My current sneakernet device is an 8GB LaCie IamaKey -- conveniently shaped like a key and easy to attach to a key chain. It was usually … Read more
Dan: I've spent years attempting to divine the line between mainstream and enthusiast gaming, trying to figure out which games could cross over into popular culture, and which ones were going to stay locked into a small, but dedicated, core audience.… Read more
But, would this fairly significant change be worth it? If Apple breaks from the laptop norm (for example, by upgrading the 15-inch MacBook Pro's 1,440x900-pixel display to a purported 2,560x1,600 pixels), I'd have concerns about battery life, system size and weight from a potentially larger battery, and even price, as higher-resolution panels cost $100 more by some estimates. And consumers could be confused if Apple breaks a long-standing tradition of how laptop screen sizes and screen resolutions relate.
The current high-end resolution for laptops is 1,920x1,080 pixels, which we sometimes refer to as full HD or 1080p -- that's the same as Blu-ray HD video. On a 17-inch desktop-replacement laptop, it's great, and it mostly works on a 15-incher as well. The handful of 13-inch laptops with 1,920x1,080-pixel screens I've seen are hard to read. For even higher resolutions, Apple would have to have a workaround for this. The most likely way a Retina MacBook would work would be using HiDPI. My colleagues Josh Lowensohn and Brooke Crothers explain:
If Apple bumps up the resolutions on these displays and keeps them the same size, it has to treat pixels differently using a a special mode called HiDPI. The feature understands that there are more pixels, but that the scale of the display is the same. Apple added the feature to its OS X 10.7 software last year, but it isn't readily available to users. Some third-party software, including the recently-updated Air Display app for iOS have unlocked it so that users can try it out on their third-generation iPad.
Most MacBooks are already outside of the laptop resolution mainstream, with 16:10 screens on everything except the 11-inch MacBook Air, which is the company's only 16:9 laptop. As these are some of the only 16:10 laptops left, some kind of change wouldn't be surprising.… Read more
Add Sony to the list of PC makers embracing Intel's third-generation Core i-series CPUs. According to CNET UK, the Vaio S series is getting updated CPUs, with the E moving into new screen sizes. The Vaio S currently only lists updated quad-core Ivy Bridge processors, as the dual-core versions have not been released by Intel yet.

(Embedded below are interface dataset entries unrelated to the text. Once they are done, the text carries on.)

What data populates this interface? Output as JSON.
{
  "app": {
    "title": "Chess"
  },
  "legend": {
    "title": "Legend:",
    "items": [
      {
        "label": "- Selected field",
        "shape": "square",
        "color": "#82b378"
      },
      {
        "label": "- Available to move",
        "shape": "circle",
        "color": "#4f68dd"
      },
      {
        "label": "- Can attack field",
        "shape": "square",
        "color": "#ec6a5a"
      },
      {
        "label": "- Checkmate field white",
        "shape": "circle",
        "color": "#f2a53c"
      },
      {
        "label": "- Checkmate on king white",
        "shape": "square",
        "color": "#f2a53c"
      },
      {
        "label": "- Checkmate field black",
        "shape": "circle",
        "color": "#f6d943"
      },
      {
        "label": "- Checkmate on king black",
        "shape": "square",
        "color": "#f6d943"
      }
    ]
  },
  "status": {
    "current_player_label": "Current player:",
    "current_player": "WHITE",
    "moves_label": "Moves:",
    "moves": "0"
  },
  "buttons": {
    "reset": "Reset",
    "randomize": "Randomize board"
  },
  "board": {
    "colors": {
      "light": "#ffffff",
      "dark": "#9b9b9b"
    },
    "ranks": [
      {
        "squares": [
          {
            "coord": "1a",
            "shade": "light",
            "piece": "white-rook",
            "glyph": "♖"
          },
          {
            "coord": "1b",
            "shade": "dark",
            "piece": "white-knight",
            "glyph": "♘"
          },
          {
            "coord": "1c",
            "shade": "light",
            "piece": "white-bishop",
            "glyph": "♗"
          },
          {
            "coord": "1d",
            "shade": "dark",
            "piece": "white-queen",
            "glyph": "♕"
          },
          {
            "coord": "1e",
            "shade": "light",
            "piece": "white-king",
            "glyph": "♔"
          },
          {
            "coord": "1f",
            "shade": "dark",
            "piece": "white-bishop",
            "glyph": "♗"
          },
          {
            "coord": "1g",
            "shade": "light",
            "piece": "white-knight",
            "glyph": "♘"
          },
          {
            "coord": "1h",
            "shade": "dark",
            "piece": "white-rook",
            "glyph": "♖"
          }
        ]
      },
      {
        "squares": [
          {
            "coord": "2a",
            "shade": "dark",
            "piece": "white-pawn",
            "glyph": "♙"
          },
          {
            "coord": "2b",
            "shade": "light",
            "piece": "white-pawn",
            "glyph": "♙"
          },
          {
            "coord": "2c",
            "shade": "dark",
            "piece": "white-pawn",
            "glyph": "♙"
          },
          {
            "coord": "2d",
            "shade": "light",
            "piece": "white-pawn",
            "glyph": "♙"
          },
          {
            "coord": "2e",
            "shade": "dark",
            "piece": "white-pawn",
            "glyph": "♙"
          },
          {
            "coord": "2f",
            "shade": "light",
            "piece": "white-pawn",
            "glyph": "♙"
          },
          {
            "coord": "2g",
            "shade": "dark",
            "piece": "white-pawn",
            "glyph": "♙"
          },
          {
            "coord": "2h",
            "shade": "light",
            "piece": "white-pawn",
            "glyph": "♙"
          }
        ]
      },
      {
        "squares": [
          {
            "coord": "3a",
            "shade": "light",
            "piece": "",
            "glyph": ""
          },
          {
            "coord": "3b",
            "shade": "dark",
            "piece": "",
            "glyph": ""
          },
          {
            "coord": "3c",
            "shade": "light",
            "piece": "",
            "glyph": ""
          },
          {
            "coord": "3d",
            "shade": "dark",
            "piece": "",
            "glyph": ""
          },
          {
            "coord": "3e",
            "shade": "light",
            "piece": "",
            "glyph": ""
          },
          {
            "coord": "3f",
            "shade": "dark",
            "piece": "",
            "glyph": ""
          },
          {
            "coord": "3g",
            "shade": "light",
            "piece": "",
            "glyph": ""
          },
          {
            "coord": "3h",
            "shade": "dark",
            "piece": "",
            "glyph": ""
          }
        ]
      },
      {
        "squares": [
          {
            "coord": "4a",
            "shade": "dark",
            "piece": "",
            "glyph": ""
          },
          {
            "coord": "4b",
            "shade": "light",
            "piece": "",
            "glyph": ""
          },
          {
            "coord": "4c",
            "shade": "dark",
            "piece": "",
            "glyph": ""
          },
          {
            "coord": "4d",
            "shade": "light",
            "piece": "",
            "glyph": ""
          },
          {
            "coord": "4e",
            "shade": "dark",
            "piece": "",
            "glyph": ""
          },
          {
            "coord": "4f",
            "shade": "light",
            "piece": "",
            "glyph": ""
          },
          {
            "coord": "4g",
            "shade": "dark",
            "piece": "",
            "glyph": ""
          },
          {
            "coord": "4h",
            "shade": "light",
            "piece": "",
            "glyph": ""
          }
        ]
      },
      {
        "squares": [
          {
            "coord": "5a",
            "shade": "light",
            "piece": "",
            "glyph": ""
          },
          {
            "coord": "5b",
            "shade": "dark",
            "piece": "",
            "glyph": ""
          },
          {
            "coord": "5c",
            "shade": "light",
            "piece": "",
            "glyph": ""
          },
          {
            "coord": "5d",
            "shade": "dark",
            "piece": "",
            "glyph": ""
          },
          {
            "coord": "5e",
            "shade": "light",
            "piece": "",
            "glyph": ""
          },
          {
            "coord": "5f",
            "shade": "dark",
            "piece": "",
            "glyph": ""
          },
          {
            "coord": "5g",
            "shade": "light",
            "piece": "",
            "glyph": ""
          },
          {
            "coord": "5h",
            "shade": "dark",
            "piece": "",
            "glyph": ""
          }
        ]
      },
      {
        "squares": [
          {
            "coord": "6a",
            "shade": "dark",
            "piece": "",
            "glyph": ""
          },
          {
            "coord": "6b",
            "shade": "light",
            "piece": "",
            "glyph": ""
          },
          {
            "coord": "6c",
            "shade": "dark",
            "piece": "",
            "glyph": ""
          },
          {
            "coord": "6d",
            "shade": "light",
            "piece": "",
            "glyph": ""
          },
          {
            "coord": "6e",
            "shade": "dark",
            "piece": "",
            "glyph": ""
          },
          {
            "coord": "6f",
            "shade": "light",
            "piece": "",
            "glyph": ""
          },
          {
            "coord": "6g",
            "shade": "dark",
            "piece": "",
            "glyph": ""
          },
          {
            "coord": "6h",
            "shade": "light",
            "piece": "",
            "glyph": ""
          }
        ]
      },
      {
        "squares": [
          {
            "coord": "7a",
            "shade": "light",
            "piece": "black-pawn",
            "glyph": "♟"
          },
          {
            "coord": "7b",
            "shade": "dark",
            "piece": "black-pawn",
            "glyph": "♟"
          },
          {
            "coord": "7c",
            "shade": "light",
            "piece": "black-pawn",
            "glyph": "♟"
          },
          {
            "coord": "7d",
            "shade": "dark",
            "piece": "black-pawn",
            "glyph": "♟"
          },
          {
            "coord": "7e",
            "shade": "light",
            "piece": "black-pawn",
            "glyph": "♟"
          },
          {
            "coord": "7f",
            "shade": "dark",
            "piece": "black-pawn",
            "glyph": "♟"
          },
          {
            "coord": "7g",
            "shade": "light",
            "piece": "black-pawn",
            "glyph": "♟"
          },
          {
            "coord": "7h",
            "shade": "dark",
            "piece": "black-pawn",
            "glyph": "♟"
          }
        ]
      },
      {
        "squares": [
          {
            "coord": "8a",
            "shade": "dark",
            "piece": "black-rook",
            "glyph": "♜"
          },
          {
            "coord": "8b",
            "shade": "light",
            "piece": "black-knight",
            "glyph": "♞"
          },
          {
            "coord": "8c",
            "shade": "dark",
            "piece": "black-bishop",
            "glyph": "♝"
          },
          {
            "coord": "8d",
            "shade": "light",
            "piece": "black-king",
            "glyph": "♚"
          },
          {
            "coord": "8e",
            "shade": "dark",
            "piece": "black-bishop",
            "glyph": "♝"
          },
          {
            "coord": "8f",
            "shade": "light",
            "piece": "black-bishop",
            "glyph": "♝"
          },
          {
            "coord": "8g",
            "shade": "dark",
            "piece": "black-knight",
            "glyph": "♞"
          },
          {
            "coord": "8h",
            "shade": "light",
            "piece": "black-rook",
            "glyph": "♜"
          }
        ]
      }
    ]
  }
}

The previous iteration of the S Series was designed to be slim and portable while still packing in enough power to tackle any task you could throw at it. The same principles are kept in this new refresh, but they've been upgraded … Read more